Assignment:
Each entry below has to be written out again without any change.

Material to process Start Marker

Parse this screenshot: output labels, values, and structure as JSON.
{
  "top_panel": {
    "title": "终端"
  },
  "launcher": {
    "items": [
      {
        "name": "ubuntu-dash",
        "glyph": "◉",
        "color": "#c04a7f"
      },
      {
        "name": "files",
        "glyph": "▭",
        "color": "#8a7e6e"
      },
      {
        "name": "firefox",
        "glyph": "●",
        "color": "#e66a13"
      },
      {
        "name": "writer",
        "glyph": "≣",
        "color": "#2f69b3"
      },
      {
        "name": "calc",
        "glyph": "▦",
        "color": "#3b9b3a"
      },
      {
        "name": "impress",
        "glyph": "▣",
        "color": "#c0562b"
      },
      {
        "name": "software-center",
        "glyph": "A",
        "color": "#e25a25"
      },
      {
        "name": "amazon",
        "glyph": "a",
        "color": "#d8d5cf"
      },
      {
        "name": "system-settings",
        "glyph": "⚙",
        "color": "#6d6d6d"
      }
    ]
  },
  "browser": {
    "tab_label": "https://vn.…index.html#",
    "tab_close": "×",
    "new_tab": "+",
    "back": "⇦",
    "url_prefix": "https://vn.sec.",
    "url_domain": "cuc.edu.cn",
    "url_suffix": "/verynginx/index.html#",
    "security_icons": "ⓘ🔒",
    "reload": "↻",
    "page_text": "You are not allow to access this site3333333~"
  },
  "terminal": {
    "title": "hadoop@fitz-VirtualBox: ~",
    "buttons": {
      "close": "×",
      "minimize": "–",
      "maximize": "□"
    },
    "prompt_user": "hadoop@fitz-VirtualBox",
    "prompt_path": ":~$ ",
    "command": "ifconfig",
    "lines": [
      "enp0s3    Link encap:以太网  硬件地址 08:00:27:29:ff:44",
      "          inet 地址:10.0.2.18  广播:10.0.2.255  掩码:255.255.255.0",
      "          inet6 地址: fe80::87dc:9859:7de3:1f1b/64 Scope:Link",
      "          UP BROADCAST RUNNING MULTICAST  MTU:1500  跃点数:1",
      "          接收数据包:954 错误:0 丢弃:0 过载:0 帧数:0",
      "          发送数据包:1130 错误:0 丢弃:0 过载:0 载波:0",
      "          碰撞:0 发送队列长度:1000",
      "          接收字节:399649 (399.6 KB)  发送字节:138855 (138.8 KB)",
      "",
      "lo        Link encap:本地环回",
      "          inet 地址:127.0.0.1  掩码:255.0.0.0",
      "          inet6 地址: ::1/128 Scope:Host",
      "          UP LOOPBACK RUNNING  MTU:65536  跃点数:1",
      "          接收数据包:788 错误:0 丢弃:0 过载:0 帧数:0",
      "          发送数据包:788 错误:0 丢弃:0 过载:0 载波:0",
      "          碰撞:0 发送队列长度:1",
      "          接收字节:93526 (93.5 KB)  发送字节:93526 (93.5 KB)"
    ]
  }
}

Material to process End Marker

Solution:
Parse this screenshot: output labels, values, and structure as JSON.
{
  "top_panel": {
    "title": "终端"
  },
  "launcher": {
    "items": [
      {
        "name": "ubuntu-dash",
        "glyph": "◉",
        "color": "#c04a7f"
      },
      {
        "name": "files",
        "glyph": "▭",
        "color": "#8a7e6e"
      },
      {
        "name": "firefox",
        "glyph": "●",
        "color": "#e66a13"
      },
      {
        "name": "writer",
        "glyph": "≣",
        "color": "#2f69b3"
      },
      {
        "name": "calc",
        "glyph": "▦",
        "color": "#3b9b3a"
      },
      {
        "name": "impress",
        "glyph": "▣",
        "color": "#c0562b"
      },
      {
        "name": "software-center",
        "glyph": "A",
        "color": "#e25a25"
      },
      {
        "name": "amazon",
        "glyph": "a",
        "color": "#d8d5cf"
      },
      {
        "name": "system-settings",
        "glyph": "⚙",
        "color": "#6d6d6d"
      }
    ]
  },
  "browser": {
    "tab_label": "https://vn.…index.html#",
    "tab_close": "×",
    "new_tab": "+",
    "back": "⇦",
    "url_prefix": "https://vn.sec.",
    "url_domain": "cuc.edu.cn",
    "url_suffix": "/verynginx/index.html#",
    "security_icons": "ⓘ🔒",
    "reload": "↻",
    "page_text": "You are not allow to access this site3333333~"
  },
  "terminal": {
    "title": "hadoop@fitz-VirtualBox: ~",
    "buttons": {
      "close": "×",
      "minimize": "–",
      "maximize": "□"
    },
    "prompt_user": "hadoop@fitz-VirtualBox",
    "prompt_path": ":~$ ",
    "command": "ifconfig",
    "lines": [
      "enp0s3    Link encap:以太网  硬件地址 08:00:27:29:ff:44",
      "          inet 地址:10.0.2.18  广播:10.0.2.255  掩码:255.255.255.0",
      "          inet6 地址: fe80::87dc:9859:7de3:1f1b/64 Scope:Link",
      "          UP BROADCAST RUNNING MULTICAST  MTU:1500  跃点数:1",
      "          接收数据包:954 错误:0 丢弃:0 过载:0 帧数:0",
      "          发送数据包:1130 错误:0 丢弃:0 过载:0 载波:0",
      "          碰撞:0 发送队列长度:1000",
      "          接收字节:399649 (399.6 KB)  发送字节:138855 (138.8 KB)",
      "",
      "lo        Link encap:本地环回",
      "          inet 地址:127.0.0.1  掩码:255.0.0.0",
      "          inet6 地址: ::1/128 Scope:Host",
      "          UP LOOPBACK RUNNING  MTU:65536  跃点数:1",
      "          接收数据包:788 错误:0 丢弃:0 过载:0 帧数:0",
      "          发送数据包:788 错误:0 丢弃:0 过载:0 载波:0",
      "          碰撞:0 发送队列长度:1",
      "          接收字节:93526 (93.5 KB)  发送字节:93526 (93.5 KB)"
    ]
  }
}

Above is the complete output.